• **YOUR OBJECTIVE**
All records below are to be set down precisely as written, excluding pictures.

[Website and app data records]

· · · · · · ·

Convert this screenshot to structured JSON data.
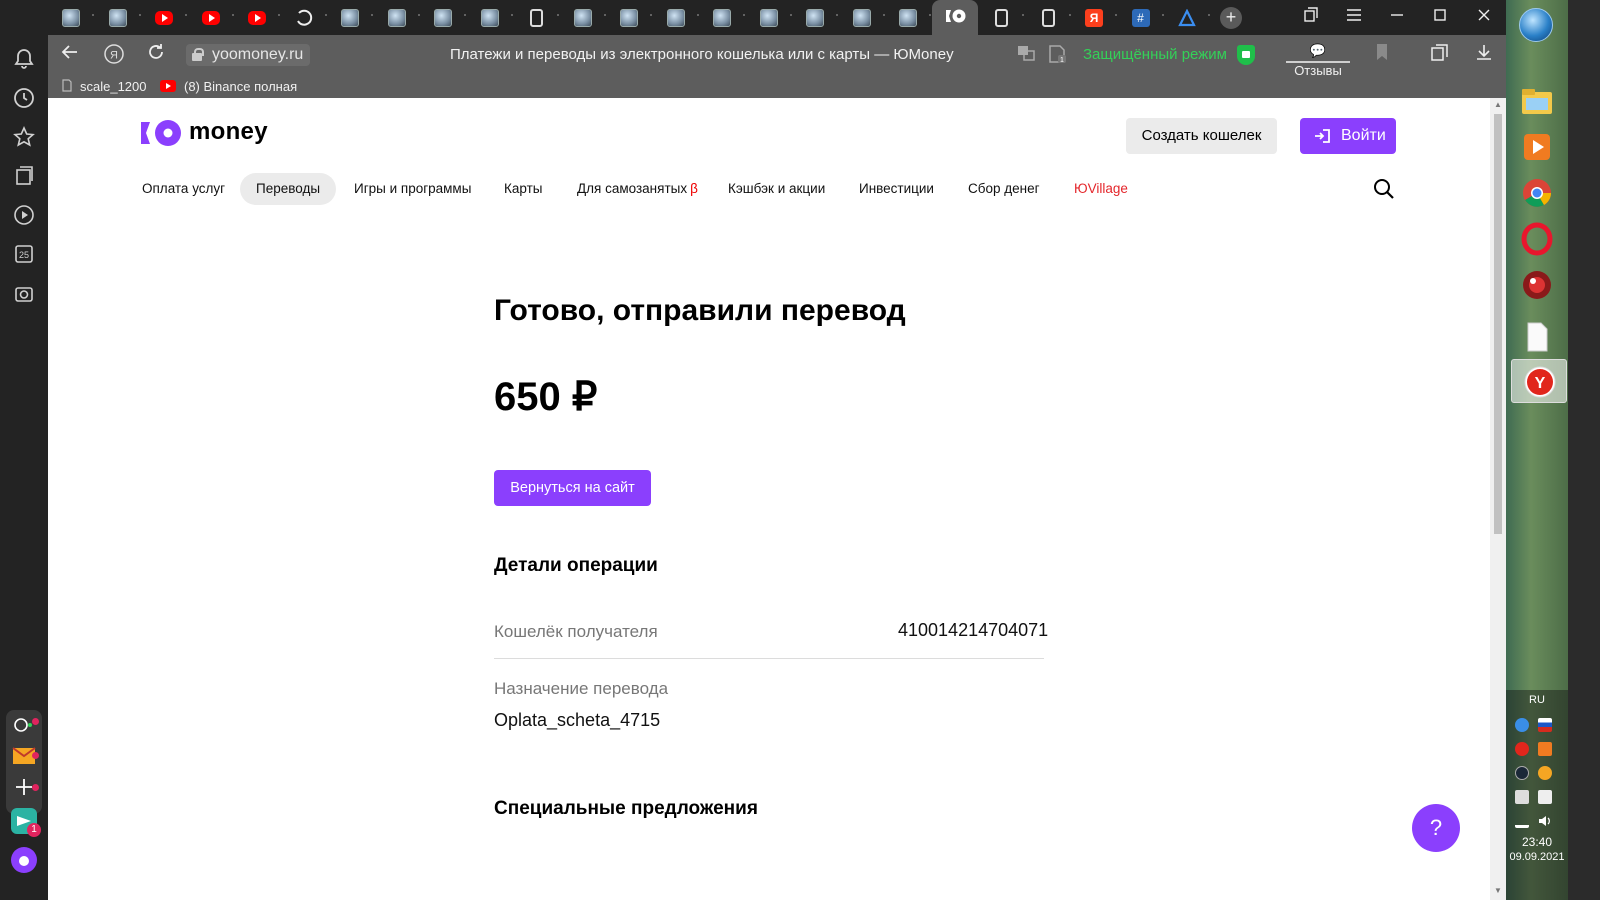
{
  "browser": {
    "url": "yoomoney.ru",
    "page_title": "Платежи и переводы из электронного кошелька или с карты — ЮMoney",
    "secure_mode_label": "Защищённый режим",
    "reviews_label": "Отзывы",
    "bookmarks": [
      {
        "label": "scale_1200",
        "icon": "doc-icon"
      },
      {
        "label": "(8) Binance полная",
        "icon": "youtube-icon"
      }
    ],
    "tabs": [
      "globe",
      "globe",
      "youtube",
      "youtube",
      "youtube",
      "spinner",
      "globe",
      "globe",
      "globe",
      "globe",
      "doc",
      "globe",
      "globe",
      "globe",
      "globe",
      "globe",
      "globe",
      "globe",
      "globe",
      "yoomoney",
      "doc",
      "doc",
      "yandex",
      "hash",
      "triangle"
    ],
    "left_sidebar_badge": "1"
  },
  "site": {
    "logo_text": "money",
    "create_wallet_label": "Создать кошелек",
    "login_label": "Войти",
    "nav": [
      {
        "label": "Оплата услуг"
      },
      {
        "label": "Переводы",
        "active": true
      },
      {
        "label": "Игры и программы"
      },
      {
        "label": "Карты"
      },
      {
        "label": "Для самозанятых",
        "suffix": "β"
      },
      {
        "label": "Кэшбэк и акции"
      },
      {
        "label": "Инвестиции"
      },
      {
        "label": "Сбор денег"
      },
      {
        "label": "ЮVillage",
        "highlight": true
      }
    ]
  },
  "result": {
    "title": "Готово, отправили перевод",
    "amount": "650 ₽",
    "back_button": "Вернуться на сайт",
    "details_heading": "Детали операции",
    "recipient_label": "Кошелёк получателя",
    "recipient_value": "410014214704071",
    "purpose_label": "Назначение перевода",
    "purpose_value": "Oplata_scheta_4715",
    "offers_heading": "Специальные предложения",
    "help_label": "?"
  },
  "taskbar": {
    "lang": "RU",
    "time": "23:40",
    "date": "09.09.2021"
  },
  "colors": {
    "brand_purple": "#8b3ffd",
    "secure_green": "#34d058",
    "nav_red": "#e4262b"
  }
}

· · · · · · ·

• **YOUR SOLUTION**
Convert this screenshot to structured JSON data.
{
  "browser": {
    "url": "yoomoney.ru",
    "page_title": "Платежи и переводы из электронного кошелька или с карты — ЮMoney",
    "secure_mode_label": "Защищённый режим",
    "reviews_label": "Отзывы",
    "bookmarks": [
      {
        "label": "scale_1200",
        "icon": "doc-icon"
      },
      {
        "label": "(8) Binance полная",
        "icon": "youtube-icon"
      }
    ],
    "tabs": [
      "globe",
      "globe",
      "youtube",
      "youtube",
      "youtube",
      "spinner",
      "globe",
      "globe",
      "globe",
      "globe",
      "doc",
      "globe",
      "globe",
      "globe",
      "globe",
      "globe",
      "globe",
      "globe",
      "globe",
      "yoomoney",
      "doc",
      "doc",
      "yandex",
      "hash",
      "triangle"
    ],
    "left_sidebar_badge": "1"
  },
  "site": {
    "logo_text": "money",
    "create_wallet_label": "Создать кошелек",
    "login_label": "Войти",
    "nav": [
      {
        "label": "Оплата услуг"
      },
      {
        "label": "Переводы",
        "active": true
      },
      {
        "label": "Игры и программы"
      },
      {
        "label": "Карты"
      },
      {
        "label": "Для самозанятых",
        "suffix": "β"
      },
      {
        "label": "Кэшбэк и акции"
      },
      {
        "label": "Инвестиции"
      },
      {
        "label": "Сбор денег"
      },
      {
        "label": "ЮVillage",
        "highlight": true
      }
    ]
  },
  "result": {
    "title": "Готово, отправили перевод",
    "amount": "650 ₽",
    "back_button": "Вернуться на сайт",
    "details_heading": "Детали операции",
    "recipient_label": "Кошелёк получателя",
    "recipient_value": "410014214704071",
    "purpose_label": "Назначение перевода",
    "purpose_value": "Oplata_scheta_4715",
    "offers_heading": "Специальные предложения",
    "help_label": "?"
  },
  "taskbar": {
    "lang": "RU",
    "time": "23:40",
    "date": "09.09.2021"
  },
  "colors": {
    "brand_purple": "#8b3ffd",
    "secure_green": "#34d058",
    "nav_red": "#e4262b"
  }
}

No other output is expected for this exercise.